Paul A Wallace

Paul Wallace

'Dynamic rheology of ascending magma: Effusive-explosive transitions'
European Research Council Project: Strain Localisation in Magma (SLiM)
Supervisors: Yan Lavallée, Jackie Kendrick and Felix von Aulock
Description: Lava dome eruptions are some of the most unpredictable types of volcanic activity as they can shift from effusive to explosive styles with little precursory warning. My current research involves experimentally testing the rheological response of magma in pressure and temperature-disequilibrium. Effusive and explosive products will be analysed structurally, chemically and petrographically. Natural processes will be replicated experimentally using high-temperature decompression tests to examine volatile exsolution and crystallization, and rotary shear experiments to examine super-heated foaming and mineral decomposition. The data gathered will provide insights into rheological changes that occur during magma ascent and help constrain extrusion rate in different systems. Dome lavas with different initial geochemical compositions will be tested to assess the decompression/viscosity path that drives different styles of volcanic eruptions. Further research interests include studying the mechanisms of explosive eruptions, specifically Vulcanian, to understand the dynamic processes controlling the initiation and changes of these complex systems. - Email Paul

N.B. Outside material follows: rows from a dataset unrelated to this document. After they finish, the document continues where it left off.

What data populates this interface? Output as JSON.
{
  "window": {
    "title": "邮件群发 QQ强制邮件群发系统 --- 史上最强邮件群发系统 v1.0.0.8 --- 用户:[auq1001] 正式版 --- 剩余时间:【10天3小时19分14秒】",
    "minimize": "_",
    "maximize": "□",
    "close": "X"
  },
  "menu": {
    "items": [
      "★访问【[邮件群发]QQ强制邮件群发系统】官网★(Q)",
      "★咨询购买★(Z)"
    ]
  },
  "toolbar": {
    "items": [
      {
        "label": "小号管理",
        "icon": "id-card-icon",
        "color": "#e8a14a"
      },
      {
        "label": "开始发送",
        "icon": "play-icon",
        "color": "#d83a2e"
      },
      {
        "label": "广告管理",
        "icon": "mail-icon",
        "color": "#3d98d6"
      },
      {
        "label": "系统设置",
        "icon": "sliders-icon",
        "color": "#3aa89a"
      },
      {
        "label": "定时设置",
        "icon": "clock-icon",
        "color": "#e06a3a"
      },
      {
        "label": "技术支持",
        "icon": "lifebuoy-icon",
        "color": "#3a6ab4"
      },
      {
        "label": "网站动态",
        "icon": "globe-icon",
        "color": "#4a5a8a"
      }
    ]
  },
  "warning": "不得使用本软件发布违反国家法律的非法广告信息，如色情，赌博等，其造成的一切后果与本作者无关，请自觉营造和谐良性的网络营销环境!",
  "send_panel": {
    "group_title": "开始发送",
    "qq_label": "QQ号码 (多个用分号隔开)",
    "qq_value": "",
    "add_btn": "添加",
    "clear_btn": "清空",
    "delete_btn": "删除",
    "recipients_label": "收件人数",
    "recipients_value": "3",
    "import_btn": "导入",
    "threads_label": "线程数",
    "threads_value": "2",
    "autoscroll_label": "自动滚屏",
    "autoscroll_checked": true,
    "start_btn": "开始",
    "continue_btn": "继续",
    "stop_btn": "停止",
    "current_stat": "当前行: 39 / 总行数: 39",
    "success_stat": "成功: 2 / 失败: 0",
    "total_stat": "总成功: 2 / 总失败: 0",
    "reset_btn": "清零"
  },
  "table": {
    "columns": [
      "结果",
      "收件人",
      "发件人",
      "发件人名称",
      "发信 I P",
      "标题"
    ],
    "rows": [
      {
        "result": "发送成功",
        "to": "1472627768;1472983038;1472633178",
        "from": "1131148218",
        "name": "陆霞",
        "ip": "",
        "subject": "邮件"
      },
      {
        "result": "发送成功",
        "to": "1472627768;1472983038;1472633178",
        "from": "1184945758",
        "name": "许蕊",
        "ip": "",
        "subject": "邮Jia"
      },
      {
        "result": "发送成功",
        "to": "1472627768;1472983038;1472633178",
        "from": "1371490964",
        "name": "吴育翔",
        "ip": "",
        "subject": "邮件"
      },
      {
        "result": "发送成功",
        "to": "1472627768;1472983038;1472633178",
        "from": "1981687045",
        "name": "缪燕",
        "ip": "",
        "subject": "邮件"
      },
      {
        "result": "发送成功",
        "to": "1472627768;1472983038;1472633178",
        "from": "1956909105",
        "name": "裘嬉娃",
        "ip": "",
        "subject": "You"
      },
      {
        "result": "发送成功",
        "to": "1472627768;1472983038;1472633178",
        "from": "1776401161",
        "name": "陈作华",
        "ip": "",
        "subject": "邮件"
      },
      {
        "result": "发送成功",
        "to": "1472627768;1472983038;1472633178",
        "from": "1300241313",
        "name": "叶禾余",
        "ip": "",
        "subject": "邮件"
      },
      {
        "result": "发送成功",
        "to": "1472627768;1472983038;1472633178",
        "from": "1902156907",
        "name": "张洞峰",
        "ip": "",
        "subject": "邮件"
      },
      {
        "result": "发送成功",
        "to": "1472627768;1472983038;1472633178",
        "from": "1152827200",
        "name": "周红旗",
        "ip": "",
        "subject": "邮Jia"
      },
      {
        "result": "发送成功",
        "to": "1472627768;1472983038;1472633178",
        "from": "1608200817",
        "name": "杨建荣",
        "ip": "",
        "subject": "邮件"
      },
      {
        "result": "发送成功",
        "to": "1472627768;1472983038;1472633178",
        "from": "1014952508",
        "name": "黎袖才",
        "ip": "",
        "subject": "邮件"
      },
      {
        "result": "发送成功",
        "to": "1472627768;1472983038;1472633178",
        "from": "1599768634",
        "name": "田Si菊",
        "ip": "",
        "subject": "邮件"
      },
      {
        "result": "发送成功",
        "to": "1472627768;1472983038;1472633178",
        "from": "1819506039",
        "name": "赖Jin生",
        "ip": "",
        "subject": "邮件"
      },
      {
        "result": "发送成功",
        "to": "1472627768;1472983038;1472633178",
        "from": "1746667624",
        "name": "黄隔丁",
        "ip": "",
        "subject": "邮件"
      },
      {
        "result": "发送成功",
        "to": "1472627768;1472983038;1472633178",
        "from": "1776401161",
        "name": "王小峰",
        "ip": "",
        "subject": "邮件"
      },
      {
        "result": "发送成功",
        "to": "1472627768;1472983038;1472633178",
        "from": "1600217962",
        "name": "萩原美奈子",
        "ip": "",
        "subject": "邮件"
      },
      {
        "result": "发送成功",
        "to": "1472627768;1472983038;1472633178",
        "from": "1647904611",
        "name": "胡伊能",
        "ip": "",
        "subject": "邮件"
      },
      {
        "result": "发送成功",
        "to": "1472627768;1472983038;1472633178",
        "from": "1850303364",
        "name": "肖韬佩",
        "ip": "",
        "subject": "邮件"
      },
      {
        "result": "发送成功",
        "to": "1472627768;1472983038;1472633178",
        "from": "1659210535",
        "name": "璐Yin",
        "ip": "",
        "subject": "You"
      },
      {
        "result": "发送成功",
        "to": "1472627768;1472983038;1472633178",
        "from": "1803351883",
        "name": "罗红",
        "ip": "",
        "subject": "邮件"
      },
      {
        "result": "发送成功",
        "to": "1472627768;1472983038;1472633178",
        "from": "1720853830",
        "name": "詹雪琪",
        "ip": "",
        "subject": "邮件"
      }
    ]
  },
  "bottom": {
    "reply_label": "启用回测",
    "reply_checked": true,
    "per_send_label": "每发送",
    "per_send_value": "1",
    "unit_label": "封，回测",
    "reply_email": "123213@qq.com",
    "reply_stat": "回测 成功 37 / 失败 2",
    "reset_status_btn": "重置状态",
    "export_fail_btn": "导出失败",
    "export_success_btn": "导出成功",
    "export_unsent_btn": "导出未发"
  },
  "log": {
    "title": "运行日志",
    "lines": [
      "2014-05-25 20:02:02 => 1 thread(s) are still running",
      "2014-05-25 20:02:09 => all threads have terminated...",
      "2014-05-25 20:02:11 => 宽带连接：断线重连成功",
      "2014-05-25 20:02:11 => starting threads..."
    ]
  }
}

Elliott Wood

Elliot Wood

'Magma ascent, damage zones and the location of volcanic vents'
Earth, Atmospheric and Oceans, Doctoral Training Program
Supervisors: Janine Kavanagh and Dan Faulkner
Description: With an ever-increasing human exposure to volcanic processes and hazards is it fundamentally important to understand the controls on where volcanic vents form, as it is crucial for accurate and effective hazard assessment. This research project aims to constrain the controls on how magma propagates and ascends through the crust using a variety of field, laboratory and modelling techniques. A major component of the project will be to look at the tip region of magmatic intrusions which are thought to comprise of a series of fractures which propagate ahead of the ascending magma, which forms a 'damage zone'.  Understanding this interaction between the intrusive magmatic body and the host rock during propagation hopes to provide key constraints when trying to model and understand how magma ascends through the Earth’s crust. - Email Elliot

Jenny Schauroth

Jenny Schauroth

'What controls magma foaming in volcanic conduits? Testing the effects of differential stress and temperature fields'
Part of the Liverpool-Manchester DTP, funded by the Natural Environment Research Council (NERC)
Supervisors: Yan Lavallée, Jackie Kendrick, Felix von Aulock and Mike Burton (University of Manchester)
Description: Volatile exsolution and bubble formation within the conduit play a major role in eruption dynamics and yet, the effects of differential stresses on magma foaming remain relatively unconstrained. The importance of strain localization and frictional heating near the conduit margin on the erupting magma column is known, but there has been no attempt to quantify the extent of these combined effects on vesiculation in shear zones. In my project I want to challenge the current model of magma foaming by decompression. I will try to analyse the effects that differential stress fields and temperature variations impose on bubble nucleation and growth, and how this influences magma ascent and eruption dynamics. A better understanding of the onset and kinetics of volatile exsolution in the dynamic magmatic column will enhance volcanic eruption models. - Email Jenny